This is testament to the power of the script and the confidence of the direction as much as any other factor. Lee Hall and Max Roberts had worked together before teaming up to celebrate the renovation of Roberts’ Live Theatre Company’s theatre in Newcastle. Familiar partners make good partners, it seems, as the result of this collaboration is nothing short of magnificent. It is univocal, has one vision, one direction and the unity between all of these is striking. Every actor, every costume, every line seems perfectly suited to all the others and together it combines to make a whole that is so much greater than the sum of its constituent parts.
Hall has some prestigious work behind him, including Billy Elliot and the upcoming film release of War Horse, directed by Steven Spielberg. There is good pedigree behind the script, then, and he has done his research. He also admits in the programme the couple of factual inaccuracies in the script, which commend him even more in my mind. The script has a humanity to it, a simplicity in the companionship these men found with each other and with the paintings that were to become so famous. It is a story that we can all understand and relate to because they are just like us. They don’t understand the big mysteries, they don’t have the power to grasp complex theories and change the course of the world but they have a passion for their art and a burgeoning desire to understand and to learn. We can all relate to that and in places we find ourselves heavily invested in the course the characters’ lives may take. They are us and they make it happen.
The set itself is simple and works well, transmuting from lowly hall to museum or country house with ease. The use of projectors is treacherous at best but this production uses them to enhance the production, drawing you in to what the characters are feeling by immersing you in the detail of their art and what they are seeing, thinking and feeling.
A touch in the design that I particularly liked was the use of actual paintings. Through the course of the play, these are arranged carefully around the edge of the stage so that at the end of the piece you can look on the stage as a wider exhibition of the work that this unbelievable group of people created from nothing. This exhibits the aim of the show, the power of the direction, in that it tells the story of these men not just through what happened but through the art they created. We can see in front of us the proof of it all and it is immensely inspirational.
Above all else, however, the script is an honest celebration of art. Not just in its abstract form apart from the daily business of living but as an extension of ourselves, as a necessary part of our creativity and need to express our experiences to others. What makes this story even more powerful is that it is real. It is not some fantasy dreamed up by a playwright locked in his shed trying to envisage a world in which he can play an important part; it is the story of a group of miners from Ashington who looked to the world for a purpose and who became one of the most important artistic movements in British history. Their work, and all work, is celebrated in this piece of theatre. If you ever have any doubt about the place and need for art in the world, watch this play and find yourself reassured.

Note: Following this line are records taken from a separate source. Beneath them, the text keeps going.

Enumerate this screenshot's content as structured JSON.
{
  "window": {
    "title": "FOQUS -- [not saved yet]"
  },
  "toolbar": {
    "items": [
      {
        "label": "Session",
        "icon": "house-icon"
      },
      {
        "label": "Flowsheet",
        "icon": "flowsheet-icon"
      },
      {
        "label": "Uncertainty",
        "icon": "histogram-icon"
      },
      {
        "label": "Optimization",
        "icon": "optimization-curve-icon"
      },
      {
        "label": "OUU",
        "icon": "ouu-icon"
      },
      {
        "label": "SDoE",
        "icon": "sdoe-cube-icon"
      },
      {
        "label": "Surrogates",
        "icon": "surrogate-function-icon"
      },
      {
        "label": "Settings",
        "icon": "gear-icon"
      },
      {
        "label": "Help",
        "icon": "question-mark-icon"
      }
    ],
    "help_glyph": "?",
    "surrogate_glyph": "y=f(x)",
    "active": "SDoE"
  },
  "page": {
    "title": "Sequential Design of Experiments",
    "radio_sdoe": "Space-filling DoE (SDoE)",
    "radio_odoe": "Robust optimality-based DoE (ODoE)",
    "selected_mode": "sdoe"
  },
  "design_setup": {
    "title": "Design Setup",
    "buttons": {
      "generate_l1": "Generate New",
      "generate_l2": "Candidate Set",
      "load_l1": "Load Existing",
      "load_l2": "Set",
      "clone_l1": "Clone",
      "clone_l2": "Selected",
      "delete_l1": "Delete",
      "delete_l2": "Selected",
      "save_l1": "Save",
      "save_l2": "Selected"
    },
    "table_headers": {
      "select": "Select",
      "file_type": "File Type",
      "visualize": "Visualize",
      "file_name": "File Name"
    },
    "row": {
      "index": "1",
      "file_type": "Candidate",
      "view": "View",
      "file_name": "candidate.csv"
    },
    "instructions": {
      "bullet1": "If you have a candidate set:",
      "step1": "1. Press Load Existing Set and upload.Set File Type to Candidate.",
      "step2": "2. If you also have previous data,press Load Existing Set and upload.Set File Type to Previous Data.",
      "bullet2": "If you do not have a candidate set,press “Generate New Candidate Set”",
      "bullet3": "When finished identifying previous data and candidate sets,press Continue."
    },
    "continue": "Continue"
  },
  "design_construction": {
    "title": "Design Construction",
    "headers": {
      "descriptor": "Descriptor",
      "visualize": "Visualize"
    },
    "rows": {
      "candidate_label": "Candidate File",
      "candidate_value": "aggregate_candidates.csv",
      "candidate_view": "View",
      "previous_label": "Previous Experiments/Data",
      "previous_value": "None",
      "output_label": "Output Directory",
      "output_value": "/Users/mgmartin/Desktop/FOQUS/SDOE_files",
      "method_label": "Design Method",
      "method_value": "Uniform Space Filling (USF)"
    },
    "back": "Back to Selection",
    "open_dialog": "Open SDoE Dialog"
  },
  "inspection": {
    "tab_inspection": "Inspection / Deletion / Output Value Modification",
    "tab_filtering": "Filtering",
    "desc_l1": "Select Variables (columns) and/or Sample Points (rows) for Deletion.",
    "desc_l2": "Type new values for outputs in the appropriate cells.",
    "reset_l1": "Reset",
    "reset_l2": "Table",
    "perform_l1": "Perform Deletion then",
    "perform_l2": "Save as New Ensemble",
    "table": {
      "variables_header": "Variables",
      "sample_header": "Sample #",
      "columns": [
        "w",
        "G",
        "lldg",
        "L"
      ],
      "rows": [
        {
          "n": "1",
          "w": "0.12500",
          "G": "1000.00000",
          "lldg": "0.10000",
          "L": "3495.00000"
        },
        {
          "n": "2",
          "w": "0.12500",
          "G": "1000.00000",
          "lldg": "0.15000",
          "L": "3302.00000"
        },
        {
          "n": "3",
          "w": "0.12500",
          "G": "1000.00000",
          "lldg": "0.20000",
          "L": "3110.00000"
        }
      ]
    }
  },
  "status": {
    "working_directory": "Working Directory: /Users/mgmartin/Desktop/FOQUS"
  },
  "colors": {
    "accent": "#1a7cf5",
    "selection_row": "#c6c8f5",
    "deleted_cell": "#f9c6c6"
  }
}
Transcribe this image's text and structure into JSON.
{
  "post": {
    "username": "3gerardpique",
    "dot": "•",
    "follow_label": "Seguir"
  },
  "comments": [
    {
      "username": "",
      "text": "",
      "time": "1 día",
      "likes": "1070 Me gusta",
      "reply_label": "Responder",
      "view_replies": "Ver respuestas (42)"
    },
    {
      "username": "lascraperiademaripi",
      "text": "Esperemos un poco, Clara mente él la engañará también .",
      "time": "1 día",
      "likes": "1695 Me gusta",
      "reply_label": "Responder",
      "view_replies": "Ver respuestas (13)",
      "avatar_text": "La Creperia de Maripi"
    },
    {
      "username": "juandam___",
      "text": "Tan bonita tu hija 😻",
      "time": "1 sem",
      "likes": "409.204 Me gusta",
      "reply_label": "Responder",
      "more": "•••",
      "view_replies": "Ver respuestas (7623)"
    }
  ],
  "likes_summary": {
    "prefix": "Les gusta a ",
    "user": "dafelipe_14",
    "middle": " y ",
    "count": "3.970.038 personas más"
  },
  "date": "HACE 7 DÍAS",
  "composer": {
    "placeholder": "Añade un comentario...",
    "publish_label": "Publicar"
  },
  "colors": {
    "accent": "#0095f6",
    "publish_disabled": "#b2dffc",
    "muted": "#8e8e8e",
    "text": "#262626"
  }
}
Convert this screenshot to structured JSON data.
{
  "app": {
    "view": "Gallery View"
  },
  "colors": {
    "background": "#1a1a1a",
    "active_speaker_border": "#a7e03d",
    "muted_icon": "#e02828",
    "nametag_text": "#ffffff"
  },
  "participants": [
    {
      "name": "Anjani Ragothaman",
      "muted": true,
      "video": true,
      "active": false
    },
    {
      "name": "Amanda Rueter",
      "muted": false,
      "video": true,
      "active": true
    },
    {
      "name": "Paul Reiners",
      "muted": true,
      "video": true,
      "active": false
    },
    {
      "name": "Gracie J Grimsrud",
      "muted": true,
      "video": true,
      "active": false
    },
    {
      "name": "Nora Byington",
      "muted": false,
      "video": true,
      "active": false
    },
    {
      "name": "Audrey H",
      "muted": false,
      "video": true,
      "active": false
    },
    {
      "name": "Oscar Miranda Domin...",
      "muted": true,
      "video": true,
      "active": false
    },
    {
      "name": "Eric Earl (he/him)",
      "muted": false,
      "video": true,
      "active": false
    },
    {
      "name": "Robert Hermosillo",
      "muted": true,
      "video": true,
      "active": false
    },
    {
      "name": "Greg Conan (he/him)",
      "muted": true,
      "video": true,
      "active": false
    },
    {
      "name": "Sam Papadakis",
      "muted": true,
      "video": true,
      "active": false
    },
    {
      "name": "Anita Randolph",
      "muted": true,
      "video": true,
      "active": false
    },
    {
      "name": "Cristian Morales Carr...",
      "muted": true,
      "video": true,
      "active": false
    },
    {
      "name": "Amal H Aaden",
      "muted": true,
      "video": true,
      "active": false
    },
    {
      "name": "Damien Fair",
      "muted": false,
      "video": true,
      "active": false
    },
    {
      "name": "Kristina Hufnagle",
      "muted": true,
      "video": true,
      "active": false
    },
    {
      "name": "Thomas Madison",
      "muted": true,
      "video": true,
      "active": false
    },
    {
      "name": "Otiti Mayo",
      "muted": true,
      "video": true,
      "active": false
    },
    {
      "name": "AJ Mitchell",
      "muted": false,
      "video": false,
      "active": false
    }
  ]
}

This production deserves the accolades and the history it has made for itself and I hope it is never too far out of the sights of our community, especially in these dark economic times.
Written by Lee Hall; Directed by Max Roberts; At the Duchess Theatre; Starring Joe Caffrey, Trevor Fox, David Whitaker, Brian Lonsdale, Michael Hodgson, Ian Kelly, Viktoria Kay, Joy Brook; Runs from 5 October 11 - 21 January 12.
John Ord (10/12/2011)